Ms. Stevens said the switch allowed the district to institute a Web-based delivery system offering finer-grained achievement reports at the building level, grade level, and subject level, and to connect pay bonuses to broader school-improvement efforts.
The changes appear to have resulted in improved acceptance among Houston teachers. Only eight spoke out against the program at February and March school board meetings compared with hundreds last year, Ms. Stevens said.
But, she added, “there are still a lot of people who don’t understand [student-achievement] growth, who don’t like one teacher getting more money than another. It’s going to take a while to move everyone in this direction.”

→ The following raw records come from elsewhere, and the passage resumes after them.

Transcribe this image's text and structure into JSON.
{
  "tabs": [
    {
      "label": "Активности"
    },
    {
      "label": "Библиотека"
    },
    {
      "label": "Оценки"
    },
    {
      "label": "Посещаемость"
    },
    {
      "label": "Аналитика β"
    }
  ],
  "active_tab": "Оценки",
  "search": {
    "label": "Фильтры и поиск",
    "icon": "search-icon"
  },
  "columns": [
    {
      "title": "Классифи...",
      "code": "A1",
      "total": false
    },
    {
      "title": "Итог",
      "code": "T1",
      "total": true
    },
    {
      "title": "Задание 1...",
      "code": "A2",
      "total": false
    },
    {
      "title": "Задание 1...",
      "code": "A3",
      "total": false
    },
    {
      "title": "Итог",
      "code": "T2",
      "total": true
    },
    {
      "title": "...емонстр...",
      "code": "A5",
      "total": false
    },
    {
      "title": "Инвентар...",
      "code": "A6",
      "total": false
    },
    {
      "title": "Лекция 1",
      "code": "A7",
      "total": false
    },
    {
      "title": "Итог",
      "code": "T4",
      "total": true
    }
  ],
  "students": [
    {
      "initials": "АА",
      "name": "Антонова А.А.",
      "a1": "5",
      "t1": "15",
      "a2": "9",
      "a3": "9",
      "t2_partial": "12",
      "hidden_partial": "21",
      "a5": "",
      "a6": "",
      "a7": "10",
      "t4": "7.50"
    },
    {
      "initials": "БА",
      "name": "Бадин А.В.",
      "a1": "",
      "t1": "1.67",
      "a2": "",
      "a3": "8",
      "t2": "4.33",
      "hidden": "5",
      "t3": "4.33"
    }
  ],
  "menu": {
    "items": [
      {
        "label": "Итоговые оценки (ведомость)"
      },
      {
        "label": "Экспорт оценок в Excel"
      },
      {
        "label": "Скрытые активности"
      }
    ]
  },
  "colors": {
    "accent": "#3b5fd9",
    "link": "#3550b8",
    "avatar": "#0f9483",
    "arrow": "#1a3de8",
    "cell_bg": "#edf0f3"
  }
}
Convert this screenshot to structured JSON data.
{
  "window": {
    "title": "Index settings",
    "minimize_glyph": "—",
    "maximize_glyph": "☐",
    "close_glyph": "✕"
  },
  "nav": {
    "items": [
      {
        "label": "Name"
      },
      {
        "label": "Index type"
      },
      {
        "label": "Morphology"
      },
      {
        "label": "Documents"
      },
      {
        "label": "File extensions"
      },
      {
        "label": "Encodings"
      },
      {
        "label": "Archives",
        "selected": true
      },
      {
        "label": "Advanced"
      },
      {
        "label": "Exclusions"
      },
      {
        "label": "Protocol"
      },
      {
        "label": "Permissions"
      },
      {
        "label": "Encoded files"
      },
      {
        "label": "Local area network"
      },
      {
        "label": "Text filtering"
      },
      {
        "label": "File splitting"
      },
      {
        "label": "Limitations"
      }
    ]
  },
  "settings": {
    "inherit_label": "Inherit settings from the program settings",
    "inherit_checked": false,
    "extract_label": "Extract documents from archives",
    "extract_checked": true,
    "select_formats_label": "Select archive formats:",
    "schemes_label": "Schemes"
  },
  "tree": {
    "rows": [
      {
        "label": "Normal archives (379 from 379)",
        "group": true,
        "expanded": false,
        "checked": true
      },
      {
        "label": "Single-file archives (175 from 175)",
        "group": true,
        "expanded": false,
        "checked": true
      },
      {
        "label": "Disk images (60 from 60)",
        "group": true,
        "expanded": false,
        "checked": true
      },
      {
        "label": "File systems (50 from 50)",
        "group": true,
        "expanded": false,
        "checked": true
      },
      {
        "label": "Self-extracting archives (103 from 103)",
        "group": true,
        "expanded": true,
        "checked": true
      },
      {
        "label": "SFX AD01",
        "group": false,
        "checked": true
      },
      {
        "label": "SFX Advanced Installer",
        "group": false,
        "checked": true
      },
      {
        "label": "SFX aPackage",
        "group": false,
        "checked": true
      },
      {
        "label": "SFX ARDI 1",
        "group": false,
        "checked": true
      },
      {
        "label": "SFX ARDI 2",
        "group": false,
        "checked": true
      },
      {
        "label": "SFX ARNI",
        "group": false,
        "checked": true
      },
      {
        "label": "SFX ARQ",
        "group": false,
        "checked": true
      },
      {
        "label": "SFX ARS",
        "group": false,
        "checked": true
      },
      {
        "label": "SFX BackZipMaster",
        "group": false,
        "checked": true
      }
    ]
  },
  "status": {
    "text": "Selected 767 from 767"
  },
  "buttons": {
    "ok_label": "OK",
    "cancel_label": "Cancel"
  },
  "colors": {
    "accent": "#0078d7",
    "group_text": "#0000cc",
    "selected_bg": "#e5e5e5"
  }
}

For all the new information gleaned about how to make performance pay work, hard data on the TIF grants’ effect on student achievement, recruitment pools, and turnover rates are scarce.
District officials report some positive trends. In Houston, officials attribute student test-score improvements this year to the district’s rebranded program, Ms. Stevens said.
“Having the dollars gets teachers to focus on growth data, but the conversation turns from, ‘How much money am I getting?’ to ‘Wow, I made a lot of progress with these kids here, but not those,’ ” Ms. Stevens said.
Susan Ostrich, the project director for the TIF charter schools in Philadelphia, said she has seen effects on recruitment.
“I’m getting feedback that being part of the TIF where you can earn performance bonuses is attractive,” she said. “We’re also finding that people who may have opted to go someplace else are talking about staying, but it’s too soon for us to know how [TIF] is impacting retention.”
Researchers who study performance-pay programs are eager for the data.
“Without evaluation, we could experience another two decades of debate on whether or not [performance pay] is a good policy,” Mr. Springer said.
To reflect the different approaches taken, the Department of Education has permitted each grantee to design its own evaluation plan and research questions. Although the agency is planning a comprehensive study, that leeway could complicate efforts to draw large-scale conclusions about the incentive fund’s effects.
Of the site-based evaluations, only one grantee is using a randomized controlled trial—the “gold standard” favored by the Bush administration for education research. Two others are using quasi-experimental techniques. Such methodologies can attribute changes in test scores or turnover rates to the programs.
Daniel Goldhaber, a research professor at the Center for Reinventing Public Education, at the University of Washington in Seattle, expressed concern that the evaluations would not address questions about whether the grants, over time, change the composition of the teacher and principal workforces.
“It might be [a change] that takes longer to realize,” he said.
Coverage of policy efforts to improve the teaching profession is supported by a grant from the Joyce Foundation.
A version of this article appeared in the August 13, 2008 edition of Education Week as Teamwork Key for Pilot Plans on Teacher Pay